Edition: Dec 2013- Feb 2014
PREPARING FOR A HAPPY RETIREMENT IS ACHIEVABLE
Q&A with Michelle du Toit from OMAC Actuaries & Consultants
Old Mutual research* shows that 85% of correspondents fear that they will not have money when they retire, while 42% said that they have no formal retirement provision in place at all. Furthermore, 39% will have to work after reaching their retirement age, because they have not saved enough during their lifetime.
Michelle du Toit, head of Old Mutual Actuaries & Consultants (OMAC), says unfortunately many people realise too late that they will not have enough money to retire on comfortably. However, saving for retirement is doable if you start investing for retirement from an early age and maintain a steady and disciplined savings programme. To help, Du Toit answers some crucial retirement planning questions below.
How much is ‘enough’, and is there any advice you can give people when calculating their ‘enough’?

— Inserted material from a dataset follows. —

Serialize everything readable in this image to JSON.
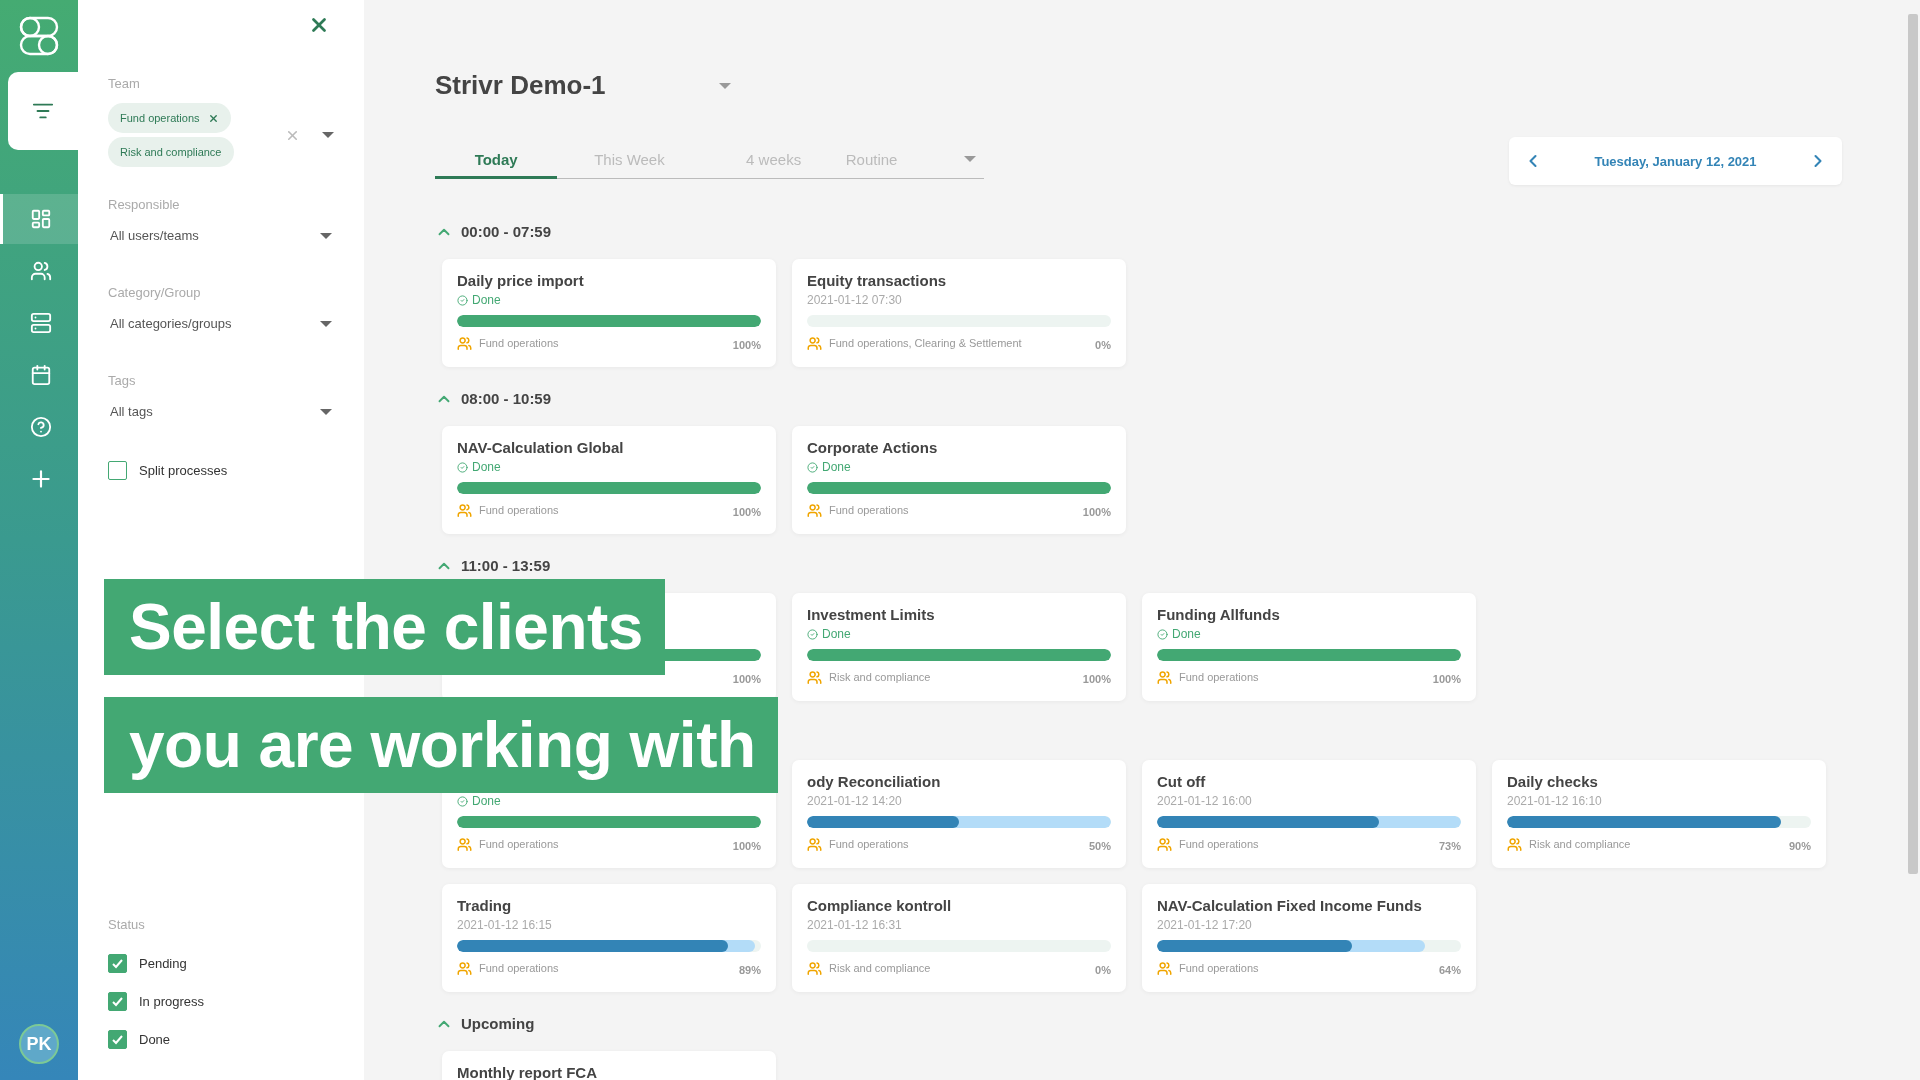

We believe, simplistically, that there are six key factors at play to ensure a successful and comfortable retirement, namely: how much you contribute; the time period you have saved for; preservation (that is, making sure that when you leave an employer, you do not cash in your retirement fund benefit and spend the money in the short term but ‘preserve’ it by continuing to keep it invested for your retirement years); your expected retirement age; whether you choose the retirement product offered by your employer or take the cash and invest it yourself, and the investment return on your retirement savings. Each individual’s ‘enough’, although different, will take these six factors into account.
The example below shows that (subject to certain parameters), if you start saving for retirement at age 25, you could be in a position to retire comfortably on a contribution rate of 14.55% of your monthly salary. However, if you only start saving at a later date, you will have to save at a higher contribution rate of your salary the older you get.
If you do not preserve your retirement benefit if you leave your employer, but choose instead to take the savings in cash and spend it, then this will have a severe impact on your final retirement savings.
The table below shows how your final monthly pension will be reduced as a percentage of your pre-retirement monthly income (known as the ‘replacement ratio’) if you do not keep your retirement income invested for your retirement years when you change employers.
What will enable South Africans to make better decisions ahead of retirement?
Unfortunately people do not have the knowledge they need to start saving earlier in life, which may mean that South Africans either do not understand or know how to save, or that they have not received the communication necessary in order to make informed decisions.
From the ages of 45 to retirement, employers must communicate to their employees early in the process – long before retirement – on their available options. As this is a process, the earlier the employer starts the conversation, the more empowered the individual will be to make the right decision.
However, it is also up to financial advisors and trustees to educate members of retirement funds to make the best decisions.
Our research* shows that 55% of respondents feel that they are either not informed or poorly informed about the underlying investments in their retirement funds. Fund members are clearly lacking the crucial information they need to make informed and sustainable financial decisions, not only during the savings phase of their lives but also at retirement. Advisors need to provide more relevant support for members during all stages of retirement saving, which includes helping them understand how to save.
Do you have any practical advice for people who’ve reached age 55 and realise that they do not have enough money saved ahead of retirement?
People who find themselves in this situation should consider lifestyle adjustments and changes, such as delaying their retirement age in order to save for longer, or to start saving more towards retirement. Reconsider your budget and what you spend your money on, and possibly consider alternate income sources, such as contract work (post retirement).
What are some of the major pitfalls experienced by people aged 55 and up who only start saving for retirement then?
We’ve seen that access to information regarding how to save is simply lacking, and in many cases, even when people have access to this information, they struggle to understand this information.
Cash flow is simply not available when you start saving for retirement later life. There aren’t any promotional increases at work at this stage, so there are very little additional income streams. Medical inflation is also not factored into people’s retirement planning, so many people are surprised when their income cannot cover the escalating medical expenses. A great way to overcome such a pitfall is to continue saving by rechanneling the money. For example, when you are done saving for your children’s education, continue investing but rather channel this into your retirement saving.
What is your best advice for people who are preparing for retirement?
It’s best to start saving early in life to avoid nasty surprises when it is too late to do anything about it, and partner with a trusted advisor who can give sound advice and help you to plan. Revisit your plan periodically to heck whether you are saving enough for retirement, Additionally, retirement is not just about financial preparedness, but there is also a psychological shift that needs to happen. Retirement is an entire lifestyle change that will affect all aspects of life, not just the pocket.
* Old Mutual Retirement Monitor 2013